Please show every line from the entries that carries the word "Softwarelokalisierung".

Data records for software interfaces:
***
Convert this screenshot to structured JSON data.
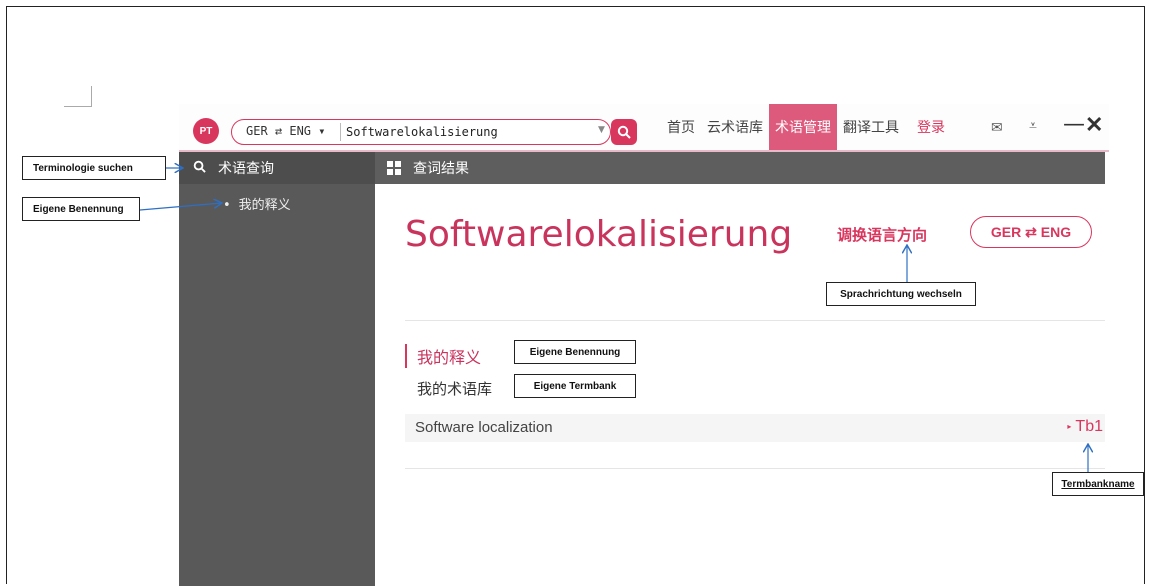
{
  "app": {
    "logo_text": "PT",
    "lang_selector": "GER ⇄ ENG ▾",
    "search_value": "Softwarelokalisierung",
    "nav": [
      "首页",
      "云术语库",
      "术语管理",
      "翻译工具"
    ],
    "nav_active": "术语管理",
    "login": "登录",
    "accent_color": "#d9365e"
  },
  "sidebar": {
    "header": "术语查询",
    "items": [
      {
        "label": "我的释义"
      }
    ]
  },
  "main": {
    "header": "查词结果",
    "term_title": "Softwarelokalisierung",
    "switch_label": "调换语言方向",
    "lang_pill": "GER ⇄ ENG",
    "section_my_definition": "我的释义",
    "section_my_termbank": "我的术语库",
    "result": {
      "term": "Software localization",
      "termbank": "Tb1"
    }
  },
  "annotations": {
    "terminologie_suchen": "Terminologie suchen",
    "eigene_benennung_sidebar": "Eigene Benennung",
    "eigene_benennung_main": "Eigene Benennung",
    "eigene_termbank": "Eigene Termbank",
    "sprachrichtung": "Sprachrichtung wechseln",
    "termbankname": "Termbankname"
  }
}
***
◆ **Expected answer**
    "search_value": "Softwarelokalisierung",
    "term_title": "Softwarelokalisierung",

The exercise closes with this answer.